During a press conference organized by the Massachusetts Patient Advocacy Alliance today at the State House, patients who say they rely on the drug for their quality of life were frustrated with the delays they say have plagued the implementation of medical marijuana regulations.
Currently, nine dispensaries are awaiting the inspection process, two more are on hold and the state’s Department of Public Health is considering issuing three more licenses, according to the alliance’s executive director Matthew Allen.
He said that number will not be enough dispensaries to meet patient needs and wants an additional 50 dispensaries to be licensed. Allen also wants a caregiver regulation to be loosened; current rules allows caregivers to grow medical marijuana for one patient. He wants caregivers to be able to provide the drug to multiple patients.
Allen said Gov. Deval Patrick “doesn’t want to deal” with the implementation of the program and cast doubt over whether the dispensaries would be opened before he leaves office.
“It’s time to move forward,” he said.
Eric McCoy, a Boston resident who uses marijuana to treat his multiple sclerosis, said the drug “allowed me to live.” He now has to seek the drug on the black market and is subject to arrest when he uses it because the state has yet to make medical marijuana a reality. He implored state officials to “revive this sinking ship.”
Scott Zoback, a spokesman for the state’s medical marijuana program, said the state wants to build this new industry “in a very measured way.”
“We want the right people running the dispensaries in the commonwealth,” he said. “We want a program that is promoting appropriate use.”
He said the one-to-one caregiver-to-patient ratio is a model that has worked well in other states and has been met with approval by public health and law enforcement officials.
Zoback rejected the idea that the program had stalled because of a lack of political will.

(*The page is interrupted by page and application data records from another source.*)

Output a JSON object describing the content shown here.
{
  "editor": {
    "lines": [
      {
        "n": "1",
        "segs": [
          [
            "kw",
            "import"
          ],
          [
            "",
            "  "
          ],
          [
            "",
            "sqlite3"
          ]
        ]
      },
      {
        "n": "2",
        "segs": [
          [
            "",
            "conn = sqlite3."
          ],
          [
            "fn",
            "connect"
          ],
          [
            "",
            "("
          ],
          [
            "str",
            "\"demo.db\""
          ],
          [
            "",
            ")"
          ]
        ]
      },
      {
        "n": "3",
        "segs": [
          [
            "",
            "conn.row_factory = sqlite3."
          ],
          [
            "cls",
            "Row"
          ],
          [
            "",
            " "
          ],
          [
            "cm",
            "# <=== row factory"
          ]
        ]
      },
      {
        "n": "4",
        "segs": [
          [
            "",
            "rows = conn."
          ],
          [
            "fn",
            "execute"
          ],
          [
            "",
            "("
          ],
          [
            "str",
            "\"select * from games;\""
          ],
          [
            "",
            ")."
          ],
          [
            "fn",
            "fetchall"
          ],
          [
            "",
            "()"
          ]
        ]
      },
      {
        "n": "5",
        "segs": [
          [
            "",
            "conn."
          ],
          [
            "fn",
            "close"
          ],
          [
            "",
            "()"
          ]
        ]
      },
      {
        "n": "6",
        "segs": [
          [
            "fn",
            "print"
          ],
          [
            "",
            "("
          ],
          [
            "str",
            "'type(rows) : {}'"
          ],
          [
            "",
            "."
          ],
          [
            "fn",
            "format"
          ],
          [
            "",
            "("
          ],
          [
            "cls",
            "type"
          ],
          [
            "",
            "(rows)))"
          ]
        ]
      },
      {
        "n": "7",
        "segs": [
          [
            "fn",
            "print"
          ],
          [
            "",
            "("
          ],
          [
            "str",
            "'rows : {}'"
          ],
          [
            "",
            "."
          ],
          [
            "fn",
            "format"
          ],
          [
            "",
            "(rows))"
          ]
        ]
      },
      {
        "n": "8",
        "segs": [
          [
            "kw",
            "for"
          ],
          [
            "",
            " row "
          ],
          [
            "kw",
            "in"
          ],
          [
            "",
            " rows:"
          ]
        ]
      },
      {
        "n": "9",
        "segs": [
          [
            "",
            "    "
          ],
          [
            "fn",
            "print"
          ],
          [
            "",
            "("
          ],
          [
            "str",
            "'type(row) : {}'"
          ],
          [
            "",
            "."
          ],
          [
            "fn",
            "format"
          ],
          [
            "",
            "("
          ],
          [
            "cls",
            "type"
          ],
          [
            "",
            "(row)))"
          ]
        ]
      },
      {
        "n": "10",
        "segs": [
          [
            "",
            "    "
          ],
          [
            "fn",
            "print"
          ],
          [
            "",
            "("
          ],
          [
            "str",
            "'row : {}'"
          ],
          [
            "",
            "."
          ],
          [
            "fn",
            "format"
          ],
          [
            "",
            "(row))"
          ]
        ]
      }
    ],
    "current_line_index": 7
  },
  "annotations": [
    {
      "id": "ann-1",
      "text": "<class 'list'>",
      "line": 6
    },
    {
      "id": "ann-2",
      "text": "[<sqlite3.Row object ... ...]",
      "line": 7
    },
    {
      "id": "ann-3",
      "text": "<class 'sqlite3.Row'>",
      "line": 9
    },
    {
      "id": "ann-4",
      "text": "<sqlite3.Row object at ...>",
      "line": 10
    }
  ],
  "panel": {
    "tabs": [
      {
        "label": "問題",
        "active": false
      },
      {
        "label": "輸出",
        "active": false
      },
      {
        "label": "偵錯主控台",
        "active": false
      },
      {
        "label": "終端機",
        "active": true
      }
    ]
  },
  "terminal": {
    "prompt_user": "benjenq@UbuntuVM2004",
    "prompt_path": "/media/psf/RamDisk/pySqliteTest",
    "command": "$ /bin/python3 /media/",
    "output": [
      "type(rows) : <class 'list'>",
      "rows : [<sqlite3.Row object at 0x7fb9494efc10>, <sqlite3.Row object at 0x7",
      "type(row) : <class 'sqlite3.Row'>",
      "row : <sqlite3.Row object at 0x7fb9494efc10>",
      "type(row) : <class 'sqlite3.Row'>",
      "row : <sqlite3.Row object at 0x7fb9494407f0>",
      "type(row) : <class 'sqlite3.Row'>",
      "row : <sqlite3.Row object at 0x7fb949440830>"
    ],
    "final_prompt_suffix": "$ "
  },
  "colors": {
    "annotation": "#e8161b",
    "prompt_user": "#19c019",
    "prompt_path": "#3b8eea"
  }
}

“We’re trying to implement a program that moves toward patient access and public safety,” he said. “This isn’t politics, this is a matter of implementing good solid policy.”